At time t=1, the first bus arrives at one of the resorts (A, B, or C). Moshe then *immediately* learns the location of this bus and must *immediately* send one of his two trucks *from its current location* (recall that one truck is in A and another is in C) to the location of the bus.

At time t=2, a second bus arrives at one of the 3 resorts. If the second bus arrives at the same resort as the first bus then Moshe need not do anything. Otherwise, Moshe has to send his *other* truck to the location of the second bus (the truck sent at time 1 cannot be re-sent). Observe that the algorithm’s decision at t=1 thus fully determines what happens at t=2.

So, a deterministic algorithm simply specifies, for every possible location of the first bus, which truck to send to that location.

(I am deliberately ignoring the case that both busses arrive at the same time as the optimal decision for the algorithm in this case is obvious)

The difference between a randomized algorithm and a deterministic one in this context is that a randomized algorithm can (at time t=1) output a probability distribution (e.g., send truck 1 with probability 1/3 and truck 2 with probability 2/3).

why is there a p such that p=pQ?

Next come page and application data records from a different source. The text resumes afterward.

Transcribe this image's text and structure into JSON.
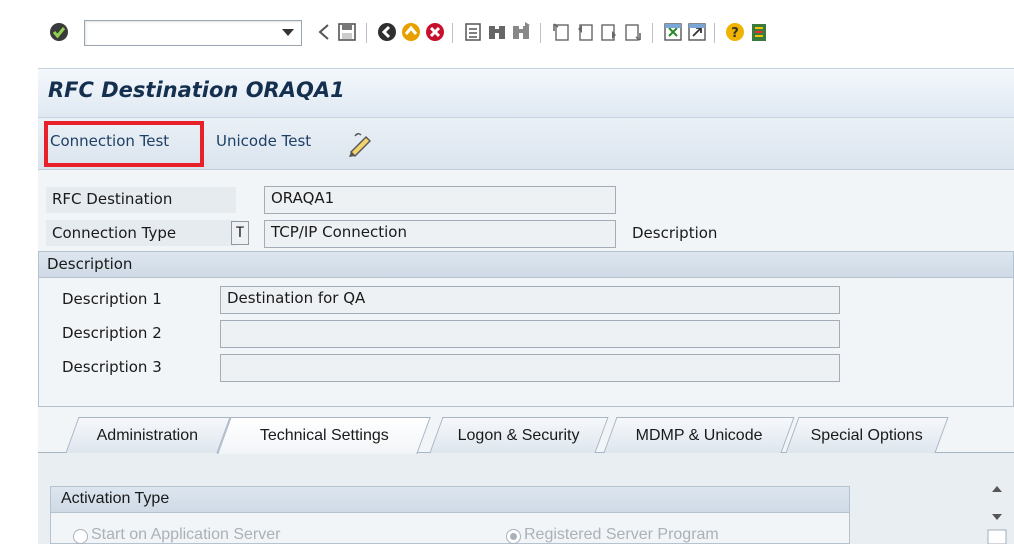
{
  "toolbar": {
    "command_field_value": "",
    "icons": [
      "enter-icon",
      "back-icon",
      "save-icon",
      "back-green-icon",
      "exit-icon",
      "cancel-icon",
      "print-icon",
      "find-icon",
      "find-next-icon",
      "first-page-icon",
      "prev-page-icon",
      "next-page-icon",
      "last-page-icon",
      "create-session-icon",
      "shortcut-icon",
      "help-icon",
      "layout-icon"
    ]
  },
  "title": "RFC Destination ORAQA1",
  "app_toolbar": {
    "connection_test": "Connection Test",
    "unicode_test": "Unicode Test"
  },
  "form": {
    "rfc_destination_label": "RFC Destination",
    "rfc_destination_value": "ORAQA1",
    "connection_type_label": "Connection Type",
    "connection_type_code": "T",
    "connection_type_value": "TCP/IP Connection",
    "connection_type_desc": "Description"
  },
  "description_group": {
    "title": "Description",
    "rows": [
      {
        "label": "Description 1",
        "value": "Destination for QA"
      },
      {
        "label": "Description 2",
        "value": ""
      },
      {
        "label": "Description 3",
        "value": ""
      }
    ]
  },
  "tabs": [
    {
      "label": "Administration"
    },
    {
      "label": "Technical Settings",
      "active": true
    },
    {
      "label": "Logon & Security"
    },
    {
      "label": "MDMP & Unicode"
    },
    {
      "label": "Special Options"
    }
  ],
  "activation": {
    "title": "Activation Type",
    "option1": "Start on Application Server",
    "option2": "Registered Server Program",
    "selected": "Registered Server Program"
  },
  "colors": {
    "highlight": "#e8202a",
    "title_text": "#15304f",
    "link_text": "#1e3f66"
  }
}
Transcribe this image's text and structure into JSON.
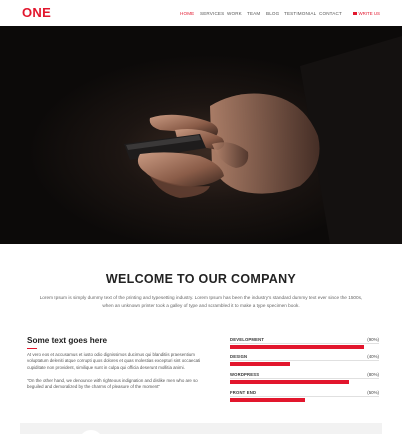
{
  "brand": {
    "logo": "ONE",
    "accent": "#e2162d"
  },
  "nav": {
    "items": [
      {
        "label": "HOME",
        "active": true
      },
      {
        "label": "SERVICES",
        "active": false
      },
      {
        "label": "WORK",
        "active": false
      },
      {
        "label": "TEAM",
        "active": false
      },
      {
        "label": "BLOG",
        "active": false
      },
      {
        "label": "TESTIMONIAL",
        "active": false
      },
      {
        "label": "CONTACT",
        "active": false
      }
    ],
    "write_us": "WRITE US",
    "write_us_icon": "envelope-icon"
  },
  "hero": {
    "image": "hands-holding-smartphone-dark"
  },
  "welcome": {
    "title": "WELCOME TO OUR COMPANY",
    "text": "Lorem Ipsum is simply dummy text of the printing and typesetting industry. Lorem Ipsum has been the industry's standard dummy text ever since the 1500s, when an unknown printer took a galley of type and scrambled it to make a type specimen book."
  },
  "about": {
    "title": "Some text goes here",
    "para1": "At vero eos et accusamus et iusto odio dignissimos ducimus qui blanditiis praesentium voluptatum deleniti atque corrupti quos dolores et quas molestias excepturi sint occaecati cupiditate non provident, similique sunt in culpa qui officia deserunt mollitia animi.",
    "para2": "\"On the other hand, we denounce with righteous indignation and dislike men who are so beguiled and demoralized by the charms of pleasure of the moment\""
  },
  "skills": [
    {
      "name": "DEVELOPMENT",
      "percent_label": "(90%)",
      "value": 90
    },
    {
      "name": "DESIGN",
      "percent_label": "(40%)",
      "value": 40
    },
    {
      "name": "WORDPRESS",
      "percent_label": "(80%)",
      "value": 80
    },
    {
      "name": "FRONT END",
      "percent_label": "(50%)",
      "value": 50
    }
  ]
}
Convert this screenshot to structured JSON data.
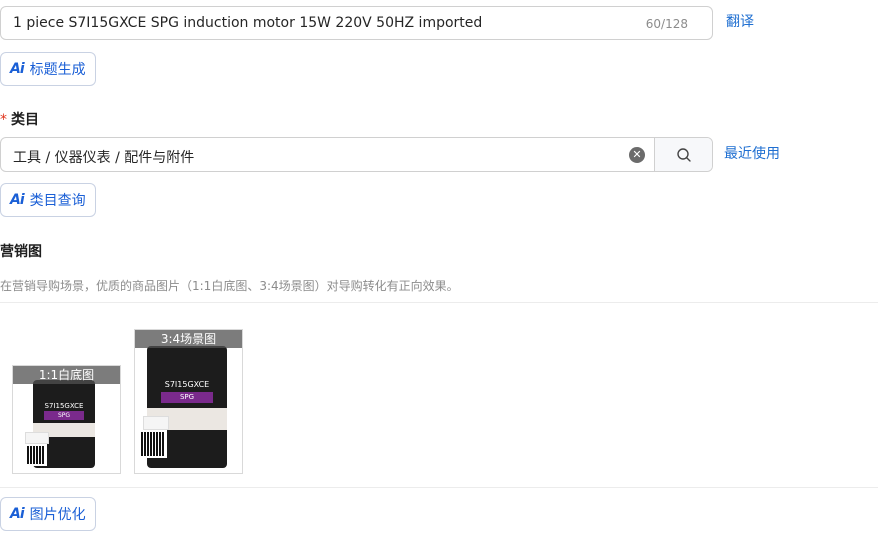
{
  "title_field": {
    "value": "1 piece S7I15GXCE SPG induction motor 15W 220V 50HZ imported",
    "counter": "60/128",
    "translate_link": "翻译"
  },
  "title_ai_button": {
    "icon_text": "Ai",
    "label": "标题生成"
  },
  "category": {
    "required_mark": "*",
    "label": "类目",
    "value": "工具 / 仪器仪表 / 配件与附件",
    "recent_link": "最近使用"
  },
  "category_ai_button": {
    "icon_text": "Ai",
    "label": "类目查询"
  },
  "marketing": {
    "label": "营销图",
    "hint": "在营销导购场景，优质的商品图片（1:1白底图、3:4场景图）对导购转化有正向效果。",
    "images": [
      {
        "tag": "1:1白底图",
        "model": "S7I15GXCE",
        "brand": "SPG"
      },
      {
        "tag": "3:4场景图",
        "model": "S7I15GXCE",
        "brand": "SPG"
      }
    ]
  },
  "image_ai_button": {
    "icon_text": "Ai",
    "label": "图片优化"
  },
  "colors": {
    "accent": "#1a5fd6",
    "link": "#1f6fd1",
    "required": "#e0321a"
  }
}
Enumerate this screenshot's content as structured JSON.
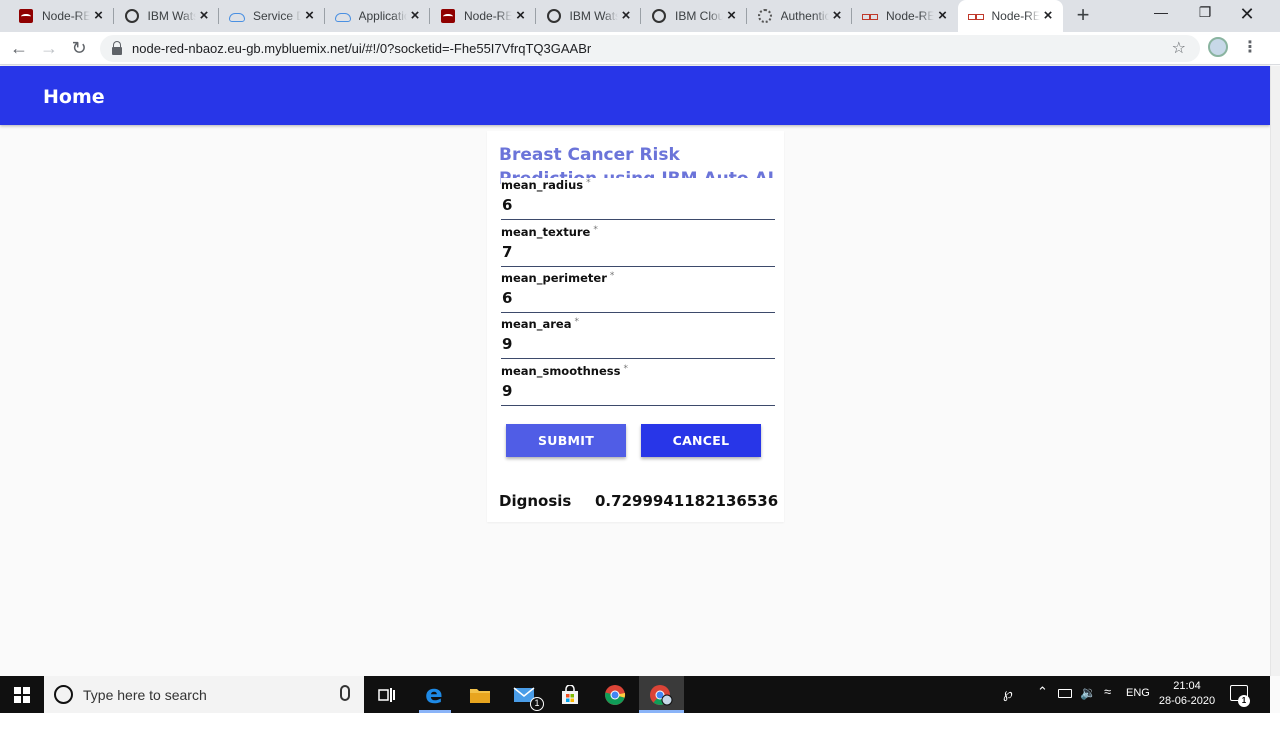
{
  "browser": {
    "tabs": [
      {
        "title": "Node-RED",
        "favicon": "node-red-icon"
      },
      {
        "title": "IBM Watson",
        "favicon": "watson-icon"
      },
      {
        "title": "Service Details",
        "favicon": "cloud-icon"
      },
      {
        "title": "Application",
        "favicon": "cloud-icon"
      },
      {
        "title": "Node-RED",
        "favicon": "node-red-icon"
      },
      {
        "title": "IBM Watson",
        "favicon": "watson-icon"
      },
      {
        "title": "IBM Cloud",
        "favicon": "watson-icon"
      },
      {
        "title": "Authentication",
        "favicon": "auth-icon"
      },
      {
        "title": "Node-RED",
        "favicon": "flow-icon"
      },
      {
        "title": "Node-RED",
        "favicon": "flow-icon"
      }
    ],
    "active_tab_index": 9,
    "url": "node-red-nbaoz.eu-gb.mybluemix.net/ui/#!/0?socketid=-Fhe55I7VfrqTQ3GAABr",
    "new_tab_label": "+",
    "close_glyph": "×"
  },
  "app": {
    "header_title": "Home",
    "header_color": "#2836e8",
    "form": {
      "title": "Breast Cancer Risk Prediction using IBM Auto AI",
      "required_marker": "*",
      "fields": [
        {
          "label": "mean_radius",
          "value": "6"
        },
        {
          "label": "mean_texture",
          "value": "7"
        },
        {
          "label": "mean_perimeter",
          "value": "6"
        },
        {
          "label": "mean_area",
          "value": "9"
        },
        {
          "label": "mean_smoothness",
          "value": "9"
        }
      ],
      "submit_label": "SUBMIT",
      "cancel_label": "CANCEL",
      "submit_color": "#505de6",
      "cancel_color": "#2836e8"
    },
    "result": {
      "label": "Dignosis",
      "value": "0.7299941182136536"
    }
  },
  "taskbar": {
    "search_placeholder": "Type here to search",
    "language": "ENG",
    "time": "21:04",
    "date": "28-06-2020",
    "notification_count": "1",
    "mail_badge": "1"
  }
}
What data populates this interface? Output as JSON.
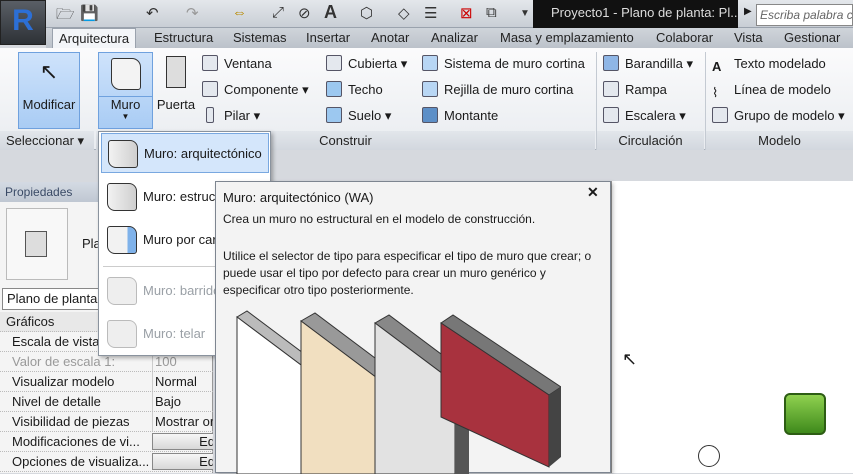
{
  "app": {
    "title": "Proyecto1 - Plano de planta: Pl...",
    "search_placeholder": "Escriba palabra cla",
    "logo": "R"
  },
  "tabs": [
    "Arquitectura",
    "Estructura",
    "Sistemas",
    "Insertar",
    "Anotar",
    "Analizar",
    "Masa y emplazamiento",
    "Colaborar",
    "Vista",
    "Gestionar"
  ],
  "ribbon": {
    "modificar": "Modificar",
    "muro": "Muro",
    "puerta": "Puerta",
    "construir": [
      "Ventana",
      "Componente",
      "Pilar",
      "Cubierta",
      "Techo",
      "Suelo",
      "Sistema de muro cortina",
      "Rejilla de muro cortina",
      "Montante"
    ],
    "circulacion": [
      "Barandilla",
      "Rampa",
      "Escalera"
    ],
    "modelo": [
      "Texto modelado",
      "Línea de modelo",
      "Grupo de modelo"
    ],
    "panels": [
      "Seleccionar",
      "Construir",
      "Circulación",
      "Modelo"
    ]
  },
  "menu": [
    "Muro: arquitectónico",
    "Muro: estructural",
    "Muro por cara",
    "Muro: barrido",
    "Muro: telar"
  ],
  "properties": {
    "title": "Propiedades",
    "type": "Plano de planta",
    "type_label": "Pla",
    "section": "Gráficos",
    "rows": [
      {
        "k": "Escala de vista",
        "v": ""
      },
      {
        "k": "Valor de escala    1:",
        "v": "100"
      },
      {
        "k": "Visualizar modelo",
        "v": "Normal"
      },
      {
        "k": "Nivel de detalle",
        "v": "Bajo"
      },
      {
        "k": "Visibilidad de piezas",
        "v": "Mostrar or"
      },
      {
        "k": "Modificaciones de vi...",
        "v": "Ed"
      },
      {
        "k": "Opciones de visualiza...",
        "v": "Ed"
      }
    ]
  },
  "tooltip": {
    "title": "Muro: arquitectónico (WA)",
    "desc": "Crea un muro no estructural en el modelo de construcción.",
    "body": "Utilice el selector de tipo para especificar el tipo de muro que crear; o puede usar el tipo por defecto para crear un muro genérico y especificar otro tipo posteriormente."
  },
  "close": "✕"
}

In class I showed how a no-swap-regret algorithm can be constructed from a no-external regret algorithm (actually, multiple such algorithms). The construction relies on the fact that for a specific n×n matrix Q (see slides) there exists a vector p such that p=pQ. I was asked after class why such a vector is guaranteed to exist. The reason is that as, by our construction, the sum of the entries in each row add up to 1, Q can be regarded as a transition probability matrix (i.e., where Q_ij is the probability of transitioning from state i to state j). One can therefore think of Q, Q^2, Q^3, … as a (aperiodic) markov chain. Such a chain is known to have a stationary distribution, which is exactly the vector p we’re interested in.